From Elizabeth Wilner, Mark Murray, Huma Zaidi, and Jennifer Colby.
Suicide bombings in Baghdad have killed at least 56 and injured over 200. During day two of his three-day listening tour/policy review on Iraq, President Bush takes part in a video teleconference with military commanders and the outgoing US Ambassador to Iraq, then meets with the Vice President of Iraq. Yesterday, White House spokesman Tony Snow said that while the White House hopes that Bush can deliver his "new way forward plan" before Christmas, the timing is "not locked down" and the various reviews are not yet complete, per NBC's Kelly O'Donnell.
Congress may have left for the holidays, but two House races still remain somewhat less than settled.

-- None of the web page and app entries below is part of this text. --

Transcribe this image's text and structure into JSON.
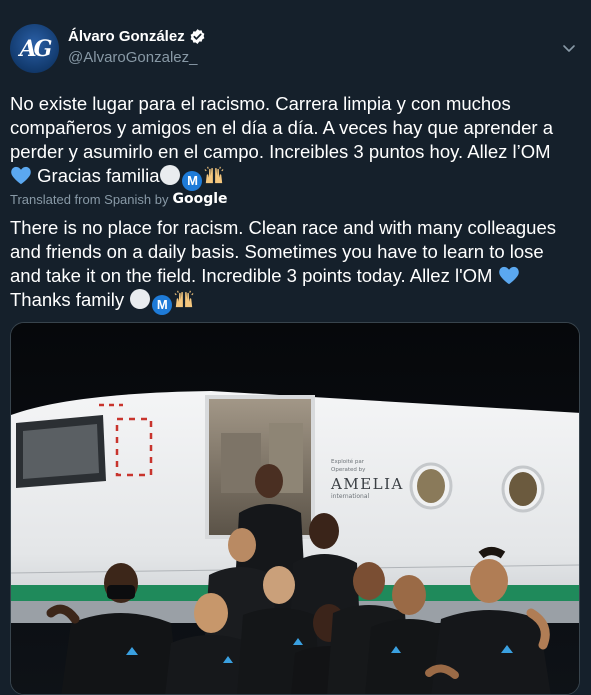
{
  "tweet": {
    "author": {
      "display_name": "Álvaro González",
      "handle": "@AlvaroGonzalez_",
      "avatar_initials": "AG",
      "verified": true
    },
    "original_lines": [
      "No existe lugar para el racismo. Carrera limpia y con muchos",
      "compañeros y amigos en el día a día. A veces hay que aprender a",
      "perder y asumirlo en el campo. Increibles 3 puntos hoy. Allez l’OM"
    ],
    "original_last_line": "Gracias familia",
    "translated_from": "Translated from Spanish by",
    "translator": "Google",
    "translated_lines": [
      "There is no place for racism. Clean race and with many colleagues",
      "and friends on a daily basis. Sometimes you have to learn to lose",
      "and take it on the field. Incredible 3 points today. Allez l'OM"
    ],
    "translated_last_line": "Thanks family",
    "media": {
      "aircraft_brand": "AMELIA",
      "aircraft_brand_sub": "international",
      "aircraft_small_text": "Exploité par\nOperated by"
    }
  },
  "colors": {
    "background": "#15202b",
    "secondary_text": "#8899a6",
    "verified_blue": "#1da1f2",
    "heart_blue": "#5ba8f0"
  }
}
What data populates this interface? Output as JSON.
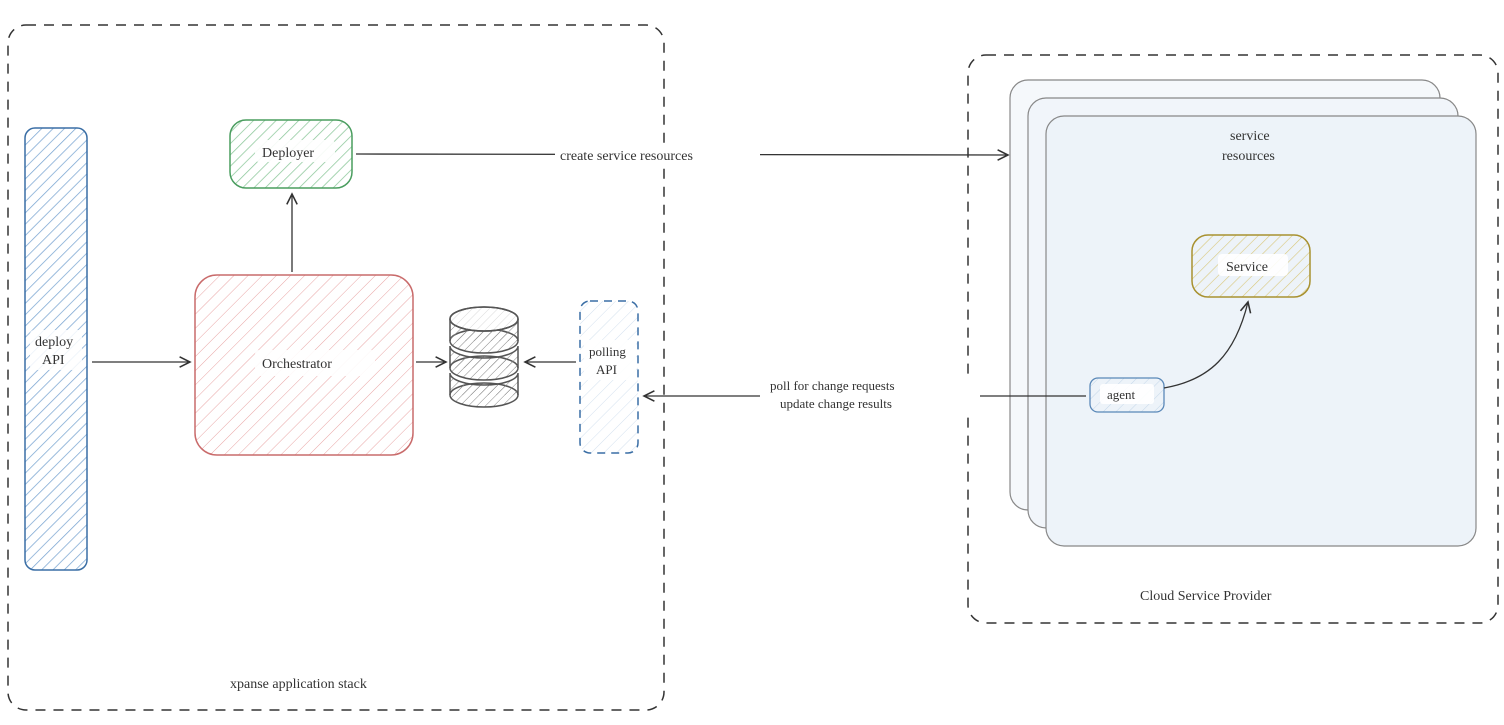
{
  "containers": {
    "xpanse": {
      "label": "xpanse application stack"
    },
    "csp": {
      "label": "Cloud Service Provider"
    },
    "service_resources": {
      "title_line1": "service",
      "title_line2": "resources"
    }
  },
  "nodes": {
    "deploy_api": {
      "label_line1": "deploy",
      "label_line2": "API"
    },
    "deployer": {
      "label": "Deployer"
    },
    "orchestrator": {
      "label": "Orchestrator"
    },
    "polling_api": {
      "label_line1": "polling",
      "label_line2": "API"
    },
    "service": {
      "label": "Service"
    },
    "agent": {
      "label": "agent"
    }
  },
  "edges": {
    "create": {
      "label": "create service resources"
    },
    "poll": {
      "line1": "poll for change requests",
      "line2": "update change results"
    }
  }
}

One is the unusual case of Florida's 13th district, where Republican Vern Buchanan was declared the winner by 369 votes. Democratic candidate Christine Jennings (D) has not only sought a new, court-ordered election, but is asking the soon-to-be Democrat-run House Administration Committee to seat her instead of Buchanan. The committee is expected to make a recommendation in January.
The other race should be decided in a runoff today between Rep. Henry Bonilla (R) and former Rep. Ciro Rodriguez (D), in Texas' massive 23rd district. Recent polls suggest that Rodriguez is closing in on Bonilla. The contest has gotten some national attention because the roots of its competitiveness lie in Tom DeLay's controversial Texas redistricting, because it's the last race still technically unsettled, and because it's a close one that could result in one final blow to the GOP in the 2006 midterm elections. The current breakdown in the House, counting Buchanan's win, is 232-202.
In a crowded special election last month, ordered after the US Supreme Court forced the state to redraw Bonilla's district in its decision on the Texas redistricting case, the incumbent grabbed 49% of the vote, just short of the majority he needed to avoid the runoff. While Bonilla is probably the favorite (that 49% puts him in a much better position than the victorious Rep. William Jefferson was in before his runoff), his redrawn district isn't as friendly to him as it was before the Supreme Court intervened.
The San Antonio Express says the runoff "either will be an exclamation point at the end of the Democratic takeover of Congress or a question mark hinting at the potential for a Republican comeback." Bonilla "said Monday he considered his race the first of the 2008 cycle." The Democratic House campaign committee has spent nearly $1 million to help Rodriguez and erase Bonilla's considerable fundraising advantage. But they are also aware that Rodriguez is the same candidate who lost his primary in 2004, which knocked him out of Congress, and again in March 2006, when he was unable to gain his old seat back.
Congressional Democrats are attempting an end run around Republicans' effort to dump an array of spending bills on them come January and put them on the spot over their commitment to earmark reform. Because the GOP-run Congress adjourned without completing 11 of the 13 appropriations bills that fund the government for this year, NBC's Ken Strickland reports, incoming Democratic leaders say they've been left with "fiscal mayhem" and won't deal with it, either. Instead, they plan to scrap current budget proposals and keep spending for most federal programs and agencies at last year's levels. "Unfortunately, there are no good options available to us to complete the unfinished work of the Republican Congress," said incoming Appropriations Committee chairs Robert Byrd and David Obey in a statement.
Such a move could have a far-reaching effect, Strickland says. Many agencies and departments previously budgeted for increases this year would likely have to go without them. And millions of dollars for special home-state projects -- a/k/a earmarks -- attached to those bills would be eliminated this year. "We will place a moratorium on all earmarks until a reformed process is put in place," the statement says, "and put an end to the abuses that have harmed the credibility of Congress."
Democratic leaders insist it's important to "clear the decks quickly" to focus on other funding priorities, specifically the President's 2008 budget (which they'll get in February) and another emergency funding request for the Iraq war of about $100 billion. This will also allow them to start work on their "100 hours" agenda without being distracted by spending bills. Incoming Senate Majority Leader Harry Reid and Speaker Nancy Pelosi signed off on the plan, saying, "It is not a perfect solution, but it is the best available given the fiscal mess the 109th Congress has left behind."